- **Required work**
The records below need to be copied in full. Match them exactly.

Start of Information given

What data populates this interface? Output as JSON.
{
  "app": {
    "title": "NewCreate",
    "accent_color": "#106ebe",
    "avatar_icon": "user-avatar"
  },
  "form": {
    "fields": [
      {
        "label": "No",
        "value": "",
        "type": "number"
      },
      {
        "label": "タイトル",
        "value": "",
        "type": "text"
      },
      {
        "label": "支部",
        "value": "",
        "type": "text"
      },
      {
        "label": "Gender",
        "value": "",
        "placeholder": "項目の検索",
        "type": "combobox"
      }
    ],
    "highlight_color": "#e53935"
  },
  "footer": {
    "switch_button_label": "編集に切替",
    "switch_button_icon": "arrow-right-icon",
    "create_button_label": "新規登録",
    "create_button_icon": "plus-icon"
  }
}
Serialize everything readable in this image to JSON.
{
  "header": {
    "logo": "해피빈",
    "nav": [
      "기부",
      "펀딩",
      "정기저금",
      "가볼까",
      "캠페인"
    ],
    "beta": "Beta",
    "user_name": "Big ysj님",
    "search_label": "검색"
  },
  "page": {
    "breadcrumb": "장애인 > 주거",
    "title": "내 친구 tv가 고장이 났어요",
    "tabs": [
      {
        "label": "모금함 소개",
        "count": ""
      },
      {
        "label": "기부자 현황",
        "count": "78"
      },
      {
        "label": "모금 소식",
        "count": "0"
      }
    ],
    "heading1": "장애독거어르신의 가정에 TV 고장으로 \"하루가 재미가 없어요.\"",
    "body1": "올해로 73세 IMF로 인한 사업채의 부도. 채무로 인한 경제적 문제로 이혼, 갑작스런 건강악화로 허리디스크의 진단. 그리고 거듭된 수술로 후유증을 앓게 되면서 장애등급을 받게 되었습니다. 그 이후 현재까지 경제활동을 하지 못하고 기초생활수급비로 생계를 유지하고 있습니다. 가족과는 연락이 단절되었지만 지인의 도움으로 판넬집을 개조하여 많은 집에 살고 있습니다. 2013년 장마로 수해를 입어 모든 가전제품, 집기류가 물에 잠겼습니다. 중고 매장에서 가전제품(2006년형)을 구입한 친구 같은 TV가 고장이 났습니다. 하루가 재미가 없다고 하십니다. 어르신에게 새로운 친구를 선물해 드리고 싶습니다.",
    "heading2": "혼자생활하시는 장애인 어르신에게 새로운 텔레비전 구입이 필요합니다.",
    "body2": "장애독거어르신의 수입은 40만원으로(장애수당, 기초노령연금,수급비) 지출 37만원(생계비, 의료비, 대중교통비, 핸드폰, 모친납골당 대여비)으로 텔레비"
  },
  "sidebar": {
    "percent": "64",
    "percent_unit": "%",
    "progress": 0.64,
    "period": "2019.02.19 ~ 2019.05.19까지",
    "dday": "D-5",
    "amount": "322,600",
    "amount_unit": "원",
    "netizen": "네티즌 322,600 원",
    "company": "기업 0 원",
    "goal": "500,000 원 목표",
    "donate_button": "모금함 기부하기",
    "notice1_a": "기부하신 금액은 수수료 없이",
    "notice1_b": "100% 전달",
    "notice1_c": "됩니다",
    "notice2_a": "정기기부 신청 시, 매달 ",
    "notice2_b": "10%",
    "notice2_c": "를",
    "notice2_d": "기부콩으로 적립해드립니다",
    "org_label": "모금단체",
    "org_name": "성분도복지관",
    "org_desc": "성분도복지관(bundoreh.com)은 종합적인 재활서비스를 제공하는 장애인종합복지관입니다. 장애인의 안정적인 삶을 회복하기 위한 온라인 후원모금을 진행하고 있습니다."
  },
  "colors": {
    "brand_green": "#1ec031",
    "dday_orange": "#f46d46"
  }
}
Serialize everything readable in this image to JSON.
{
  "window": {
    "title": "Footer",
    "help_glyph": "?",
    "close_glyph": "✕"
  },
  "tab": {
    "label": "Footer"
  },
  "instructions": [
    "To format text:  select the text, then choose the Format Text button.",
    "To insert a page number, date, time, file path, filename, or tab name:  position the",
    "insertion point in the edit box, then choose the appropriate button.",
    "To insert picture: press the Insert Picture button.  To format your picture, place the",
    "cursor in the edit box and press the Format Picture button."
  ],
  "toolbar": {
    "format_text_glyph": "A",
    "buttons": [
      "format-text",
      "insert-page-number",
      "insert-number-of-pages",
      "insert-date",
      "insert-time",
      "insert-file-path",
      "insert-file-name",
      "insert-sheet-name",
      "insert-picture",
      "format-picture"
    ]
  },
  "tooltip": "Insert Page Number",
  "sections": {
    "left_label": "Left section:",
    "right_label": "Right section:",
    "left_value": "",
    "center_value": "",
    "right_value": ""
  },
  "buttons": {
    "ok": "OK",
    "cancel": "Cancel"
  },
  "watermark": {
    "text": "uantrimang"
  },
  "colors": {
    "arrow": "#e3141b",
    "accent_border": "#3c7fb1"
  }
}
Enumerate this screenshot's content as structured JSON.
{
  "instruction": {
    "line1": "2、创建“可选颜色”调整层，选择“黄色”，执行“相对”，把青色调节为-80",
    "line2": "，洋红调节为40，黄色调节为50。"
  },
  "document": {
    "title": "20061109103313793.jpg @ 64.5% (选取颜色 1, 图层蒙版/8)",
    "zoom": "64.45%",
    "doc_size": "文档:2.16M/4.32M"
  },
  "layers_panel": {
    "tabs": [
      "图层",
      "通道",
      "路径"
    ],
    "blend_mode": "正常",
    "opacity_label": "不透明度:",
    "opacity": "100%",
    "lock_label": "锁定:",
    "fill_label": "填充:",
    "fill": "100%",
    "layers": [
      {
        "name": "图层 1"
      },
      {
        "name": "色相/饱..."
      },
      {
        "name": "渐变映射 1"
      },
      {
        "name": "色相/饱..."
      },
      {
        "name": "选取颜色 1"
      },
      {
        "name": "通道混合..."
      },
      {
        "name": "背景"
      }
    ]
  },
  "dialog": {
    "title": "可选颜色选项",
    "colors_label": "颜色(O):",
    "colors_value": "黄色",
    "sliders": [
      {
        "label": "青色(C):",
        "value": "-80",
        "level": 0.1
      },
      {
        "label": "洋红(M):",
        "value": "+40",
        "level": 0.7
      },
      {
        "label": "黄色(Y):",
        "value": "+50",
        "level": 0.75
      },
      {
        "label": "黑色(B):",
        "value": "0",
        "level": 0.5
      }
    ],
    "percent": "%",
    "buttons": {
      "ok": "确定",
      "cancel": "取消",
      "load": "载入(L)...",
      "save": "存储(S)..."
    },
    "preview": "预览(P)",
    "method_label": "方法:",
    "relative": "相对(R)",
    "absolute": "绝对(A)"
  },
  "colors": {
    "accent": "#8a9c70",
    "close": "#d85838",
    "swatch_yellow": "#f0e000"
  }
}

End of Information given

- **Written response**
What data populates this interface? Output as JSON.
{
  "app": {
    "title": "NewCreate",
    "accent_color": "#106ebe",
    "avatar_icon": "user-avatar"
  },
  "form": {
    "fields": [
      {
        "label": "No",
        "value": "",
        "type": "number"
      },
      {
        "label": "タイトル",
        "value": "",
        "type": "text"
      },
      {
        "label": "支部",
        "value": "",
        "type": "text"
      },
      {
        "label": "Gender",
        "value": "",
        "placeholder": "項目の検索",
        "type": "combobox"
      }
    ],
    "highlight_color": "#e53935"
  },
  "footer": {
    "switch_button_label": "編集に切替",
    "switch_button_icon": "arrow-right-icon",
    "create_button_label": "新規登録",
    "create_button_icon": "plus-icon"
  }
}
Serialize everything readable in this image to JSON.
{
  "header": {
    "logo": "해피빈",
    "nav": [
      "기부",
      "펀딩",
      "정기저금",
      "가볼까",
      "캠페인"
    ],
    "beta": "Beta",
    "user_name": "Big ysj님",
    "search_label": "검색"
  },
  "page": {
    "breadcrumb": "장애인 > 주거",
    "title": "내 친구 tv가 고장이 났어요",
    "tabs": [
      {
        "label": "모금함 소개",
        "count": ""
      },
      {
        "label": "기부자 현황",
        "count": "78"
      },
      {
        "label": "모금 소식",
        "count": "0"
      }
    ],
    "heading1": "장애독거어르신의 가정에 TV 고장으로 \"하루가 재미가 없어요.\"",
    "body1": "올해로 73세 IMF로 인한 사업채의 부도. 채무로 인한 경제적 문제로 이혼, 갑작스런 건강악화로 허리디스크의 진단. 그리고 거듭된 수술로 후유증을 앓게 되면서 장애등급을 받게 되었습니다. 그 이후 현재까지 경제활동을 하지 못하고 기초생활수급비로 생계를 유지하고 있습니다. 가족과는 연락이 단절되었지만 지인의 도움으로 판넬집을 개조하여 많은 집에 살고 있습니다. 2013년 장마로 수해를 입어 모든 가전제품, 집기류가 물에 잠겼습니다. 중고 매장에서 가전제품(2006년형)을 구입한 친구 같은 TV가 고장이 났습니다. 하루가 재미가 없다고 하십니다. 어르신에게 새로운 친구를 선물해 드리고 싶습니다.",
    "heading2": "혼자생활하시는 장애인 어르신에게 새로운 텔레비전 구입이 필요합니다.",
    "body2": "장애독거어르신의 수입은 40만원으로(장애수당, 기초노령연금,수급비) 지출 37만원(생계비, 의료비, 대중교통비, 핸드폰, 모친납골당 대여비)으로 텔레비"
  },
  "sidebar": {
    "percent": "64",
    "percent_unit": "%",
    "progress": 0.64,
    "period": "2019.02.19 ~ 2019.05.19까지",
    "dday": "D-5",
    "amount": "322,600",
    "amount_unit": "원",
    "netizen": "네티즌 322,600 원",
    "company": "기업 0 원",
    "goal": "500,000 원 목표",
    "donate_button": "모금함 기부하기",
    "notice1_a": "기부하신 금액은 수수료 없이",
    "notice1_b": "100% 전달",
    "notice1_c": "됩니다",
    "notice2_a": "정기기부 신청 시, 매달 ",
    "notice2_b": "10%",
    "notice2_c": "를",
    "notice2_d": "기부콩으로 적립해드립니다",
    "org_label": "모금단체",
    "org_name": "성분도복지관",
    "org_desc": "성분도복지관(bundoreh.com)은 종합적인 재활서비스를 제공하는 장애인종합복지관입니다. 장애인의 안정적인 삶을 회복하기 위한 온라인 후원모금을 진행하고 있습니다."
  },
  "colors": {
    "brand_green": "#1ec031",
    "dday_orange": "#f46d46"
  }
}
Serialize everything readable in this image to JSON.
{
  "window": {
    "title": "Footer",
    "help_glyph": "?",
    "close_glyph": "✕"
  },
  "tab": {
    "label": "Footer"
  },
  "instructions": [
    "To format text:  select the text, then choose the Format Text button.",
    "To insert a page number, date, time, file path, filename, or tab name:  position the",
    "insertion point in the edit box, then choose the appropriate button.",
    "To insert picture: press the Insert Picture button.  To format your picture, place the",
    "cursor in the edit box and press the Format Picture button."
  ],
  "toolbar": {
    "format_text_glyph": "A",
    "buttons": [
      "format-text",
      "insert-page-number",
      "insert-number-of-pages",
      "insert-date",
      "insert-time",
      "insert-file-path",
      "insert-file-name",
      "insert-sheet-name",
      "insert-picture",
      "format-picture"
    ]
  },
  "tooltip": "Insert Page Number",
  "sections": {
    "left_label": "Left section:",
    "right_label": "Right section:",
    "left_value": "",
    "center_value": "",
    "right_value": ""
  },
  "buttons": {
    "ok": "OK",
    "cancel": "Cancel"
  },
  "watermark": {
    "text": "uantrimang"
  },
  "colors": {
    "arrow": "#e3141b",
    "accent_border": "#3c7fb1"
  }
}
Enumerate this screenshot's content as structured JSON.
{
  "instruction": {
    "line1": "2、创建“可选颜色”调整层，选择“黄色”，执行“相对”，把青色调节为-80",
    "line2": "，洋红调节为40，黄色调节为50。"
  },
  "document": {
    "title": "20061109103313793.jpg @ 64.5% (选取颜色 1, 图层蒙版/8)",
    "zoom": "64.45%",
    "doc_size": "文档:2.16M/4.32M"
  },
  "layers_panel": {
    "tabs": [
      "图层",
      "通道",
      "路径"
    ],
    "blend_mode": "正常",
    "opacity_label": "不透明度:",
    "opacity": "100%",
    "lock_label": "锁定:",
    "fill_label": "填充:",
    "fill": "100%",
    "layers": [
      {
        "name": "图层 1"
      },
      {
        "name": "色相/饱..."
      },
      {
        "name": "渐变映射 1"
      },
      {
        "name": "色相/饱..."
      },
      {
        "name": "选取颜色 1"
      },
      {
        "name": "通道混合..."
      },
      {
        "name": "背景"
      }
    ]
  },
  "dialog": {
    "title": "可选颜色选项",
    "colors_label": "颜色(O):",
    "colors_value": "黄色",
    "sliders": [
      {
        "label": "青色(C):",
        "value": "-80",
        "level": 0.1
      },
      {
        "label": "洋红(M):",
        "value": "+40",
        "level": 0.7
      },
      {
        "label": "黄色(Y):",
        "value": "+50",
        "level": 0.75
      },
      {
        "label": "黑色(B):",
        "value": "0",
        "level": 0.5
      }
    ],
    "percent": "%",
    "buttons": {
      "ok": "确定",
      "cancel": "取消",
      "load": "载入(L)...",
      "save": "存储(S)..."
    },
    "preview": "预览(P)",
    "method_label": "方法:",
    "relative": "相对(R)",
    "absolute": "绝对(A)"
  },
  "colors": {
    "accent": "#8a9c70",
    "close": "#d85838",
    "swatch_yellow": "#f0e000"
  }
}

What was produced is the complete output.